The P vs. NP problem is perhaps the biggest unsolved question in computer science – but an answer would have profound implications for mathematics, cryptography, cancer research, nurse roster scheduling, and sudoku. [2 of 2]
Welcome back! Yesterday I began an explanation of the P vs. NP problem by describing two ways to classify problems:
- P = problem is easily solved
- NP = problem is easily checked
Some problems, like sorting library books, are both P and NP. Some problems, like sudoku puzzles, are NP but not P… or so we think. As it turns out, there are a lot of problems of this second type.

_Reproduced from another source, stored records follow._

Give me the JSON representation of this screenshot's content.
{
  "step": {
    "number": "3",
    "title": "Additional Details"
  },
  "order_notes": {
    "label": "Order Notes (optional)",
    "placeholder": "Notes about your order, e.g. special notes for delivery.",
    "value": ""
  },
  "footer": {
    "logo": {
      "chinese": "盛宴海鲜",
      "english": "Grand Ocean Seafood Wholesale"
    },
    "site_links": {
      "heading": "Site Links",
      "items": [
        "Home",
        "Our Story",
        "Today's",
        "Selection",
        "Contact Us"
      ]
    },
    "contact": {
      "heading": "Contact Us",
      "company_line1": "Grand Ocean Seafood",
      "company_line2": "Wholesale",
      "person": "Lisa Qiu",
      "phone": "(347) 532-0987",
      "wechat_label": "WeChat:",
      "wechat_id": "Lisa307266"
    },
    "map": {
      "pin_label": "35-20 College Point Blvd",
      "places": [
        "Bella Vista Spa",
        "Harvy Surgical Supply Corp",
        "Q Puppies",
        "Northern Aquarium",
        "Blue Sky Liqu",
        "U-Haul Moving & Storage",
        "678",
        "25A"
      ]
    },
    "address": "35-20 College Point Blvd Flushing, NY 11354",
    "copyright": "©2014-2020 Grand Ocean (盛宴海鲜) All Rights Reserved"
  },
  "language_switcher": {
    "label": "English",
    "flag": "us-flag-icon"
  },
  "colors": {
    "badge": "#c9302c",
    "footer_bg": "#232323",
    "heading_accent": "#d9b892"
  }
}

Take scheduling a roster for a group of nurses. The roster has a set of constraints: you cannot do a morning shift immediately after a night shift; Nurse Bonnie doesn’t want to work weekends; Nurse Steve cannot work nights. It is the algorithm’s job to make sure that they all get what they want. We have yet to come up with an efficient way to solve this problem with a computer so that it scales with the number of nurses. (This problem, by the way, is called NSP, or Nurse Scheduling Problem.) Much of modern cryptographic security relies on solutions that are easy to check but cannot be solved quickly – because you want encryption to be easy to verify but not easy to crack. Researchers trying to cure cancer, Alzheimer’s disease, Huntington’s, and other ailments spend enormous amounts of computing time trying to understand how proteins fold. All of these problems cannot be solved easily and at scale.
So what? Many of these problems appear to fit in the same category as sudoku: we can check the answer very quickly and easily, even if we cannot find the answer easily. You can see at a glance that Nurse Bonnie is scheduled for a morning, afternoon, and evening shift, for example. Going back to our P and NP terminology: they are NP (easily checked) but not P (easily solved).

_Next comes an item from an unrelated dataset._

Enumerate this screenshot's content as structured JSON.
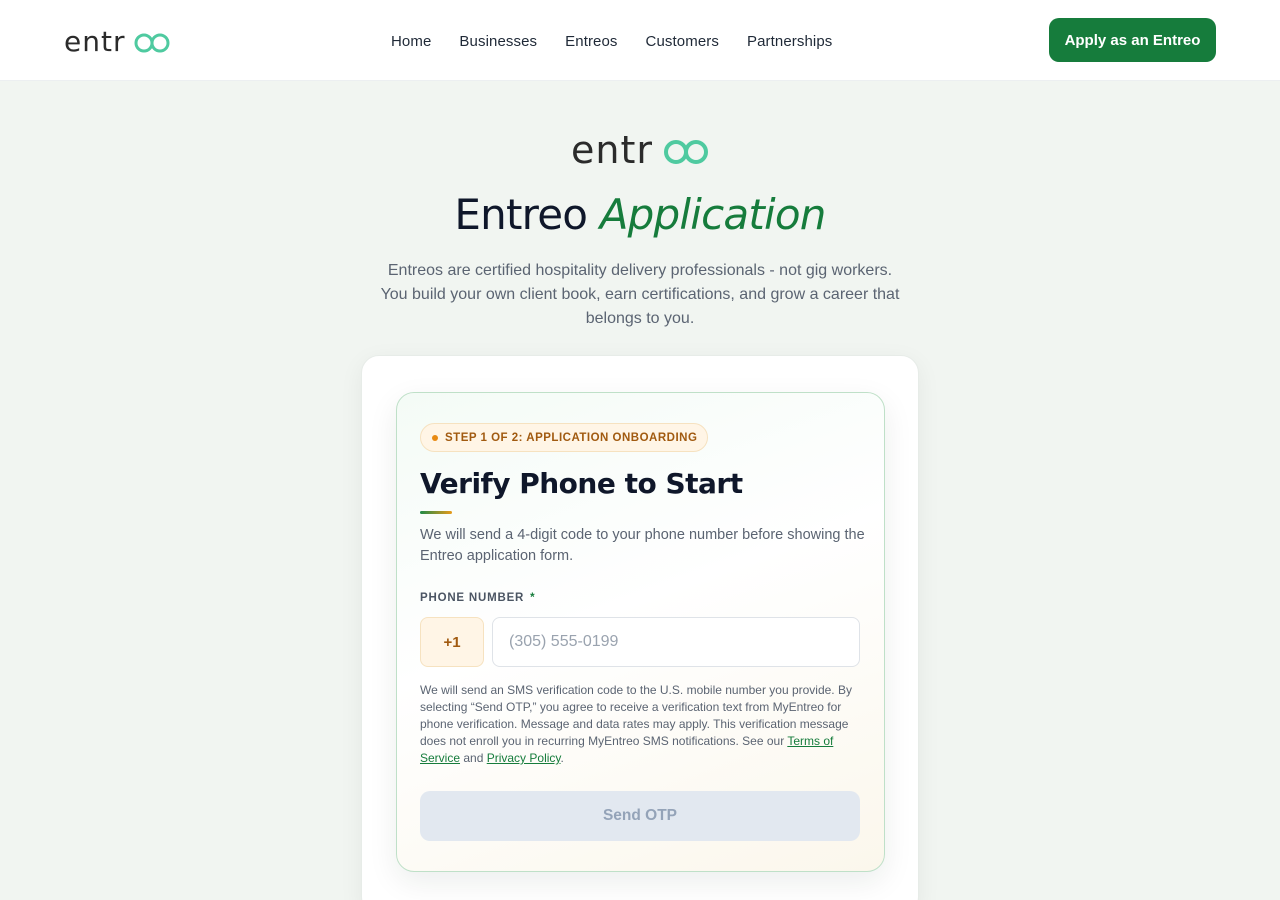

Or so we assume. There’s a big pile of NP but not P problems… but sometimes, just sometimes, we find that one of the problems doesn’t belong in this pile. Someone will discover an algorithm that can solve the problem quickly, making it both P and NP. This algorithmic shortcut makes the insurmountable problem solvable.
Mathematicians and computer scientists have had a few successes syncing up P and NP problems in this fashion. It is possible that algorithmic shortcuts exist for all such NP problems… and we just haven’t found them yet. Maybe every problem that is easy checked is also easily solved. Maybe P and NP are the same thing.

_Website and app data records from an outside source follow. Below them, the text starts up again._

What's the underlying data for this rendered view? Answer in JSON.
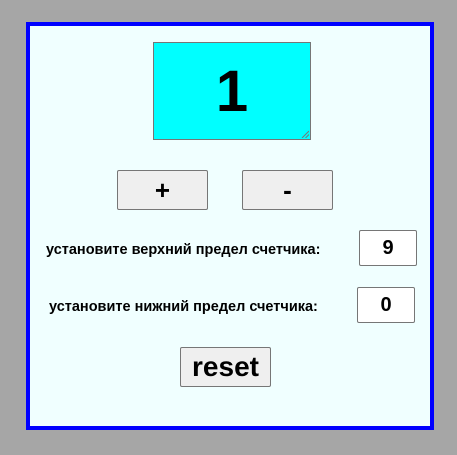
{
  "counter": {
    "value": "1",
    "display_color": "#00ffff"
  },
  "buttons": {
    "increment_label": "+",
    "decrement_label": "-",
    "reset_label": "reset"
  },
  "limits": {
    "upper_label": "установите верхний предел счетчика:",
    "upper_value": "9",
    "lower_label": "установите нижний предел счетчика:",
    "lower_value": "0"
  },
  "theme": {
    "page_background": "#a6a6a6",
    "panel_background": "#f0ffff",
    "panel_border": "#0000ff"
  },
  "icons": {
    "resize_grip": "resize-grip-icon"
  }
}
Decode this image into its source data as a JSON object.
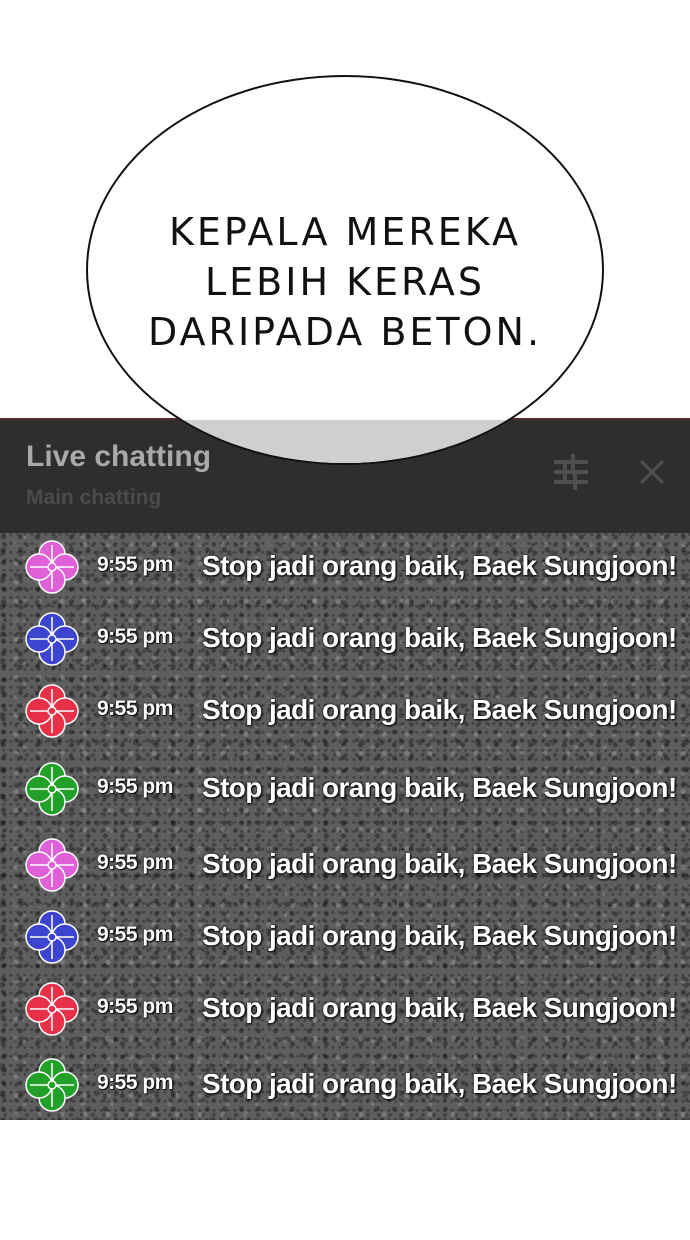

Here’s where it gets tricky. (“Just now?!?” I hear you ask. Sorry.) A whole host of these problems are linked together. The technical term for them is “NP-complete.” For these problems, if you found an algorithmic solution for one of them you would automatically solve all of them. We would suddenly have efficient solutions to dozens of unanswered problems in mathematics and computer science – problems like the Travelling Salesperson problem, which has plagued us for more than a century. It would be a golden bullet.
Most researchers believe that P and NP are not the same thing, and that we’ll never find efficient solutions for these tough questions. Until we prove otherwise, though, it’s always possible – and the proof continues to elude us. The P vs. NP problem is so important that the Clay Mathematics Institute will give you a million dollars if you prove it. And now that you know what it is, you can give that a try.
(End note: NP and NP-complete problems are not the most complex possible; they’re just the ones that are complex to solve but easy to verify. There’s a whole branch of problems that are complex to solve but also complex to check. These are called NP-hard. If you want to explore all of the other categories of problem I strongly recommend the YouTube video below.)